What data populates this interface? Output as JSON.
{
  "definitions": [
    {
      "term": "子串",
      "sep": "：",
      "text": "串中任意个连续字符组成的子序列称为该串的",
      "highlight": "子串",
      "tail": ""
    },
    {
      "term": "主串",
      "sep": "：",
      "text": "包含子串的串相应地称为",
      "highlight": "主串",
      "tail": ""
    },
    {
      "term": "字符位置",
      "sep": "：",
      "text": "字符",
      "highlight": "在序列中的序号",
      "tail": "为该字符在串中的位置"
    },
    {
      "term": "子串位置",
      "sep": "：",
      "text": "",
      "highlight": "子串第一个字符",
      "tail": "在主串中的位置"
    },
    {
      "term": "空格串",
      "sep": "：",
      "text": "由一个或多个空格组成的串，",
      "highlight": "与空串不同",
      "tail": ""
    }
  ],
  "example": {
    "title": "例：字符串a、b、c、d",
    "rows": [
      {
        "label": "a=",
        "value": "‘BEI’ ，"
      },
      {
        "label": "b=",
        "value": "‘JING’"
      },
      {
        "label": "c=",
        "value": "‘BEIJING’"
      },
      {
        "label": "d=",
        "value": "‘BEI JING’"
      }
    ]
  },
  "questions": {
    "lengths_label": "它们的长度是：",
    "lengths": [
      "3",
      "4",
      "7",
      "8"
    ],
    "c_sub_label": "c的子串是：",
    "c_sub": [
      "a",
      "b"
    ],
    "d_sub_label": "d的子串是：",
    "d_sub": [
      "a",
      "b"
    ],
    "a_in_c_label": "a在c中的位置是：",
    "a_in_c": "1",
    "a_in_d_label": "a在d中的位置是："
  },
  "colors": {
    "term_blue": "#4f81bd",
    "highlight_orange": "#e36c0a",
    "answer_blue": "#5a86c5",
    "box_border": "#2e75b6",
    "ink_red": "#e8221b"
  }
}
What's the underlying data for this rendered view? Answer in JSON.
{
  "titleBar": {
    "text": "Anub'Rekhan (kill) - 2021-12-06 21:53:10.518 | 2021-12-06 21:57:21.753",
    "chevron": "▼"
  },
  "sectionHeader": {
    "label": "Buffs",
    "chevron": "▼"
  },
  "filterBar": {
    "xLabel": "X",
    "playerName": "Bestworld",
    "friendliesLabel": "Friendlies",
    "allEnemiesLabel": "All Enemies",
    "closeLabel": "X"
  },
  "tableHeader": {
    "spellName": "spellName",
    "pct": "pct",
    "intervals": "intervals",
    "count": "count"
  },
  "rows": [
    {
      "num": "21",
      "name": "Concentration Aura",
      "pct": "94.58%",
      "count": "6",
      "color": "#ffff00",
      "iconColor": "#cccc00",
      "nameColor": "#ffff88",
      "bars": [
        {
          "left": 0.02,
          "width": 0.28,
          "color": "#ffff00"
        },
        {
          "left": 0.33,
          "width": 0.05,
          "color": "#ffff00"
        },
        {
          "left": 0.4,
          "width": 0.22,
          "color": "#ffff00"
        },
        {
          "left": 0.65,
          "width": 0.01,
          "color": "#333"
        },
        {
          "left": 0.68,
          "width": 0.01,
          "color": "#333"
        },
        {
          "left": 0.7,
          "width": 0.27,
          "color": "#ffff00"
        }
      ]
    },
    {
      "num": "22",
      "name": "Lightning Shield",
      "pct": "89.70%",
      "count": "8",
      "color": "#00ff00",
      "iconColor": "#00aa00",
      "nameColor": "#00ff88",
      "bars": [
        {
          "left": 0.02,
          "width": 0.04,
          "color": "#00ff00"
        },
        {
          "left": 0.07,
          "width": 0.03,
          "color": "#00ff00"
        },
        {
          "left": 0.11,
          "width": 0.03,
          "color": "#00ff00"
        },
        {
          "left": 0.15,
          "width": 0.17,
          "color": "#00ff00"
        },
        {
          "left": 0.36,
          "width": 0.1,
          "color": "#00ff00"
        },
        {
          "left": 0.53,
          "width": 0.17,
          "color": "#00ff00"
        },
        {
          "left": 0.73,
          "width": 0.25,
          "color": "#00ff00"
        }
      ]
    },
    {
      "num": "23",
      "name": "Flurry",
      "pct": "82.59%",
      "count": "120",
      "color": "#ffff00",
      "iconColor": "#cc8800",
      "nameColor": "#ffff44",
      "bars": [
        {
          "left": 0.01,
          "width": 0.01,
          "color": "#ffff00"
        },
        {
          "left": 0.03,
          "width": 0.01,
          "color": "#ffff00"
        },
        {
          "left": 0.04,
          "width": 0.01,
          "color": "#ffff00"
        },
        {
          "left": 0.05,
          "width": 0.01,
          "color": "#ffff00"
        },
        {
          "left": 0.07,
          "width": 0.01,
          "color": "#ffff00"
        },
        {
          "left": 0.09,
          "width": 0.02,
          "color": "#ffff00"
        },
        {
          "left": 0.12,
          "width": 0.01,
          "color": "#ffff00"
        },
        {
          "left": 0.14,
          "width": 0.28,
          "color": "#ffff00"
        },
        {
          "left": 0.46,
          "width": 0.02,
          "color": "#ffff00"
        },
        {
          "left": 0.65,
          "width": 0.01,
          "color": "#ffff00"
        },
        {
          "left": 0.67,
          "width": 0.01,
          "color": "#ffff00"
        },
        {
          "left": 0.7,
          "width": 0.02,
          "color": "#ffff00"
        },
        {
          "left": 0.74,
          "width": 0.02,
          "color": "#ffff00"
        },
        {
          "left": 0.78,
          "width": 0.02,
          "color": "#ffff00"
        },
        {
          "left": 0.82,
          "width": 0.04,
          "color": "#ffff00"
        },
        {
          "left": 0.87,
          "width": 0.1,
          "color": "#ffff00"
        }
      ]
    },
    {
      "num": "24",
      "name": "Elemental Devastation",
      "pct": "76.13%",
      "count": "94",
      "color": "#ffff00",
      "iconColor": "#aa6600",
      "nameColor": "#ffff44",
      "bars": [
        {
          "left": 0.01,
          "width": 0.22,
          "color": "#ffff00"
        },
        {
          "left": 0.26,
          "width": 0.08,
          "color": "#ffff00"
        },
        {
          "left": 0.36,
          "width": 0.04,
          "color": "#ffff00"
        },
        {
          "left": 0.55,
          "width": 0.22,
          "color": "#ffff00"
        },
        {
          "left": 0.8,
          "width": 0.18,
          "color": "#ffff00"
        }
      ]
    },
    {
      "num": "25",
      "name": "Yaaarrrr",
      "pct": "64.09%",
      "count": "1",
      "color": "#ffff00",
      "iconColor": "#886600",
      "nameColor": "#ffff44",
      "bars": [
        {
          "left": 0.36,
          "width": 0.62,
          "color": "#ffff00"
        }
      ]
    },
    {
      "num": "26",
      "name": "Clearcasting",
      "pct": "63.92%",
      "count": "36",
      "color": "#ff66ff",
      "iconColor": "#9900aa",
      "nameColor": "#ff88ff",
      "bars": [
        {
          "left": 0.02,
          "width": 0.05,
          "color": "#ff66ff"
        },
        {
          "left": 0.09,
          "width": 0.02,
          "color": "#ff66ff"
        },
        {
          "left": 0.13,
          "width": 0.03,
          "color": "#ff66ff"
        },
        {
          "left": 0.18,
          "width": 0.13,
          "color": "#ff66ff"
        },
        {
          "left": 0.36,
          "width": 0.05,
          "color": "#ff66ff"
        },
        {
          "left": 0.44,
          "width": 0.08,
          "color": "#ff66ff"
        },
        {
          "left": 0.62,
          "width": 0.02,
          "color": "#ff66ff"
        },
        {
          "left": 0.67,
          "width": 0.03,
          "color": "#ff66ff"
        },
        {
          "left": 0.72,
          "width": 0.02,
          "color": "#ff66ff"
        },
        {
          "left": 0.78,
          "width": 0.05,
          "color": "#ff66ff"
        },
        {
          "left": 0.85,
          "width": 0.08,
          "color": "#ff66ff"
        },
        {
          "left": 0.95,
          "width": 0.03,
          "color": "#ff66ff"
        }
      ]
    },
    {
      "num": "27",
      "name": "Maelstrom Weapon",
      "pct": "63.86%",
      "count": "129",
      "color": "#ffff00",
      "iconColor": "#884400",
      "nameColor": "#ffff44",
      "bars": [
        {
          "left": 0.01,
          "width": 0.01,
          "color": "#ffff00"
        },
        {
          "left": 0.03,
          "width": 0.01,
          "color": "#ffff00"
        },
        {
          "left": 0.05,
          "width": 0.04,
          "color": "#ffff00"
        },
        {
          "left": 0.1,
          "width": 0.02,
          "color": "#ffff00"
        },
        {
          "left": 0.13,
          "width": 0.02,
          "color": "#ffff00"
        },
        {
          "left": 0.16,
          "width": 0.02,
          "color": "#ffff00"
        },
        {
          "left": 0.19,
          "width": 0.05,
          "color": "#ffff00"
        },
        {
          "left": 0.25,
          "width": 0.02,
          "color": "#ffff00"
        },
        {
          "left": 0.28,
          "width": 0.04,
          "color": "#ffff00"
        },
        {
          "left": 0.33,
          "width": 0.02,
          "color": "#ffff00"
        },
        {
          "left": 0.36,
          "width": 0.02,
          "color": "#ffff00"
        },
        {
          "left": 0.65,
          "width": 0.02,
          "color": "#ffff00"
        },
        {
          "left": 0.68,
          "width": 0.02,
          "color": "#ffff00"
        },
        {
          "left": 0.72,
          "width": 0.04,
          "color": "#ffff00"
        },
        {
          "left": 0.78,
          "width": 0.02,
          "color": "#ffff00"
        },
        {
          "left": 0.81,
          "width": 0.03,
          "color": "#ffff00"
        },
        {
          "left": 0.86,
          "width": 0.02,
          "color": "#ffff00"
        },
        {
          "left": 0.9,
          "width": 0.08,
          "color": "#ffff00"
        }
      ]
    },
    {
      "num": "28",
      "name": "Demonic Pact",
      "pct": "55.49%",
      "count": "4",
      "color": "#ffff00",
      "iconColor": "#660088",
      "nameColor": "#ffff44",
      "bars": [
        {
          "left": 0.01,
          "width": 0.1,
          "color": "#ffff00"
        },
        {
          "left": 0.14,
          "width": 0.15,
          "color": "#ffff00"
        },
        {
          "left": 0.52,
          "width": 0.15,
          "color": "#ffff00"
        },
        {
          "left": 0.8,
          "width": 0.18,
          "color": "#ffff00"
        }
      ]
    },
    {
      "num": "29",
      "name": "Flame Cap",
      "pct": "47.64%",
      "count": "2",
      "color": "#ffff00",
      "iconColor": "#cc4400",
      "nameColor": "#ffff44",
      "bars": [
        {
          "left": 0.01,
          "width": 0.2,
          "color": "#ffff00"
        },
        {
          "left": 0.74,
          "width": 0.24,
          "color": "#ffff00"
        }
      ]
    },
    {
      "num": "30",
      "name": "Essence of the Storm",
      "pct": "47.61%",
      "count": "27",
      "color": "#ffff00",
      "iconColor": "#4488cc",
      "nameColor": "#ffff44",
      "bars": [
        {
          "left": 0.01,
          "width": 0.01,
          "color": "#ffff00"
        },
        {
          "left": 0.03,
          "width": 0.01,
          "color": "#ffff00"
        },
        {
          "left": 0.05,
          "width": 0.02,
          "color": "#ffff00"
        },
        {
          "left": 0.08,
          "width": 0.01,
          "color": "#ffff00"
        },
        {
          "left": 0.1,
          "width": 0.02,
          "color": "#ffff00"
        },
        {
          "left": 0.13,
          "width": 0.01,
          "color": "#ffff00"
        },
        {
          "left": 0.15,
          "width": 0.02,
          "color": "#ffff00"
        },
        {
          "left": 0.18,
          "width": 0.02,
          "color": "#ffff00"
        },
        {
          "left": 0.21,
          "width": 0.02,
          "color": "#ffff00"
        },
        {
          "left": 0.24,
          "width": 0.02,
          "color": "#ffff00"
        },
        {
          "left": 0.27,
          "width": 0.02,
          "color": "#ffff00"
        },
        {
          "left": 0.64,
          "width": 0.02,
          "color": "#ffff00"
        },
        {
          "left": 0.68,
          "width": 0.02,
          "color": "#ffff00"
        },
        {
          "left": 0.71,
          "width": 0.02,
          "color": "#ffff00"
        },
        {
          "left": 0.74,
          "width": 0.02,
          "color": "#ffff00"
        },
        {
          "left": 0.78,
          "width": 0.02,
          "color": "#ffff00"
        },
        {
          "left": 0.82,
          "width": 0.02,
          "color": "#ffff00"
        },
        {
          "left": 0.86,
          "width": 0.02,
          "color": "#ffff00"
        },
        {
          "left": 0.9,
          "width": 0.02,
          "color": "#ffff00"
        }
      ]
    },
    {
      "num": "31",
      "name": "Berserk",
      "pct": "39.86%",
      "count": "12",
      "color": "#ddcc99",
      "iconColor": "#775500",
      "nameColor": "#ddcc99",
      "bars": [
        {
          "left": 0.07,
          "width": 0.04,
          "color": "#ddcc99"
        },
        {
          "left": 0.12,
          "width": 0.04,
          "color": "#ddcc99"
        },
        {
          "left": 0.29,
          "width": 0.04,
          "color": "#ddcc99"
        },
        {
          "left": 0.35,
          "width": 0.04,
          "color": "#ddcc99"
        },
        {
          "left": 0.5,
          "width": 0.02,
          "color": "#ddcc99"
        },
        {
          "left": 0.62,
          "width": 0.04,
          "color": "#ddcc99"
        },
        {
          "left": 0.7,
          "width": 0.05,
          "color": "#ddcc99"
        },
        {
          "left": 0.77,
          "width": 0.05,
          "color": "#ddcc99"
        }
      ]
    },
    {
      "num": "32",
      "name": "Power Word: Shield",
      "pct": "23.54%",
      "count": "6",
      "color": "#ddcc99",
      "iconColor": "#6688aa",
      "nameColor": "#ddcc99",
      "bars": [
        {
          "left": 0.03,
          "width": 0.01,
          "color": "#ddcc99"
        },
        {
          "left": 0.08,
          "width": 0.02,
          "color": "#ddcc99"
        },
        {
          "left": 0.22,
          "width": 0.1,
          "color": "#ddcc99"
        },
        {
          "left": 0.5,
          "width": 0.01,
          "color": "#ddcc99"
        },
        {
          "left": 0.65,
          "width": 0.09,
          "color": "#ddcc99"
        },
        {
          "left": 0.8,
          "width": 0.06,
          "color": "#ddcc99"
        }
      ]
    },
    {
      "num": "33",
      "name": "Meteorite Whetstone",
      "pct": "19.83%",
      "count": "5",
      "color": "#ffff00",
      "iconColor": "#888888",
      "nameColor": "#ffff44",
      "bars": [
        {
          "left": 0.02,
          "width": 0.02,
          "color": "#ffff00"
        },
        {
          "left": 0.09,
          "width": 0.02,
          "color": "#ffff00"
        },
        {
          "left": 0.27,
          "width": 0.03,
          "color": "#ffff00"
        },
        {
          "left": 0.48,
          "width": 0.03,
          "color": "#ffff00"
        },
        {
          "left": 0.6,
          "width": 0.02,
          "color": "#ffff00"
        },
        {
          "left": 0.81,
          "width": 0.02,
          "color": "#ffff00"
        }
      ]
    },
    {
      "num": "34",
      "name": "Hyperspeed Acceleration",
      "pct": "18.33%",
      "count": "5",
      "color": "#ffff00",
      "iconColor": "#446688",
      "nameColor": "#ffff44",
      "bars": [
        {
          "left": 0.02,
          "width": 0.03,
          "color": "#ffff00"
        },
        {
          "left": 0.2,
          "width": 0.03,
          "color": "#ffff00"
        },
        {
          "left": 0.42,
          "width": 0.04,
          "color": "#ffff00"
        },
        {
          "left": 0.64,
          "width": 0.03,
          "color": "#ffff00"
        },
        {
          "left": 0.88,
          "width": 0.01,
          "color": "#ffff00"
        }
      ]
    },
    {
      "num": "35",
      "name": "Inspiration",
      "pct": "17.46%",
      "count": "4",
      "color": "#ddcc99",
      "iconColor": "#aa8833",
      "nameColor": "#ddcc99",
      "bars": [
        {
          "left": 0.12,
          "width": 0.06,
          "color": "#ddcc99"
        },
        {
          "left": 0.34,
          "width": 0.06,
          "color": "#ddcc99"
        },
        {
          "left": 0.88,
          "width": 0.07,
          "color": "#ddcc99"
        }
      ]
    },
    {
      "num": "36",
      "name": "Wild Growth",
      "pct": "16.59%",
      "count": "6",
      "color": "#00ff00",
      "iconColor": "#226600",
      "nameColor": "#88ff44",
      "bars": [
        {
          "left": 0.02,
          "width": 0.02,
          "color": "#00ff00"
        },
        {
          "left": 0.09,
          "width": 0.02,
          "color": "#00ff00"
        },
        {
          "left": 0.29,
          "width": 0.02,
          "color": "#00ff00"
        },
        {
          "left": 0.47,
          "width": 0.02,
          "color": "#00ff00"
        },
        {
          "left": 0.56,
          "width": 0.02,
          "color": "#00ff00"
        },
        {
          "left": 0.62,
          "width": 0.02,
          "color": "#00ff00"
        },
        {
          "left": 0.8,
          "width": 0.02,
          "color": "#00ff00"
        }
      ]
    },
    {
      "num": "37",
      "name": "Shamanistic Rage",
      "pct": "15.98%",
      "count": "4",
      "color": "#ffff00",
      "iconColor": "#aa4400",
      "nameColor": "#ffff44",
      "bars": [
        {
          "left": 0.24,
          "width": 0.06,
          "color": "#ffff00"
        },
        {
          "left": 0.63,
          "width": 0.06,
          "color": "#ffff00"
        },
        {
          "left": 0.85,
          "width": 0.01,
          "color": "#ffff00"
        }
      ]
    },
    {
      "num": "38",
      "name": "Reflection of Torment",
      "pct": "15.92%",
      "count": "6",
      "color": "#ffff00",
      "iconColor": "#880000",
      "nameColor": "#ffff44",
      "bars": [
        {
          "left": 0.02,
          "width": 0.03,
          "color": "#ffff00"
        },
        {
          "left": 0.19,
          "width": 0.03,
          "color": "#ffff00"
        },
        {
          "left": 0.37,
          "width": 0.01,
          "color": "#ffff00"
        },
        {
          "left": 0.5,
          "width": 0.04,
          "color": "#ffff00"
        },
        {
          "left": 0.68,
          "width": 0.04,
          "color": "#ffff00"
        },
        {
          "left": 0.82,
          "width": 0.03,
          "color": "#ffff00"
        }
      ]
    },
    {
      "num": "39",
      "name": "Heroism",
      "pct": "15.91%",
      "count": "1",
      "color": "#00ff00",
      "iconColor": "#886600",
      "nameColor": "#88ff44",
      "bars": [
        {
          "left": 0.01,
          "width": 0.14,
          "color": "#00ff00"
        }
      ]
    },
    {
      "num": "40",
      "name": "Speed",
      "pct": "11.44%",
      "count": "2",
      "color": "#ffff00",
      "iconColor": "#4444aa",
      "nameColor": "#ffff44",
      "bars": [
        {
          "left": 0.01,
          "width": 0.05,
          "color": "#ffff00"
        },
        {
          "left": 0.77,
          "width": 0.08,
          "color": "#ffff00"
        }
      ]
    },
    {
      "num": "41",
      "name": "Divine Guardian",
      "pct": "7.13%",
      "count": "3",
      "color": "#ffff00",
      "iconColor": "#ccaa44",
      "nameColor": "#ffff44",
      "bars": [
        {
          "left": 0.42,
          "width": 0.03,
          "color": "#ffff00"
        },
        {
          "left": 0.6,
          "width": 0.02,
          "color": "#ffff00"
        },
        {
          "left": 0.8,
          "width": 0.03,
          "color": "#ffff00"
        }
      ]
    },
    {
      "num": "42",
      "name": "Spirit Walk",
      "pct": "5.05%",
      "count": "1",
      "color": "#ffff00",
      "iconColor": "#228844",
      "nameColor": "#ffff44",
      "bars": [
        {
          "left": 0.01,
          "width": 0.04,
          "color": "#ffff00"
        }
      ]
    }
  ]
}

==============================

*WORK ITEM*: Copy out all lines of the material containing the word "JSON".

*WRITTEN ANSWER*:
What data populates this interface? Output as JSON.
What's the underlying data for this rendered view? Answer in JSON.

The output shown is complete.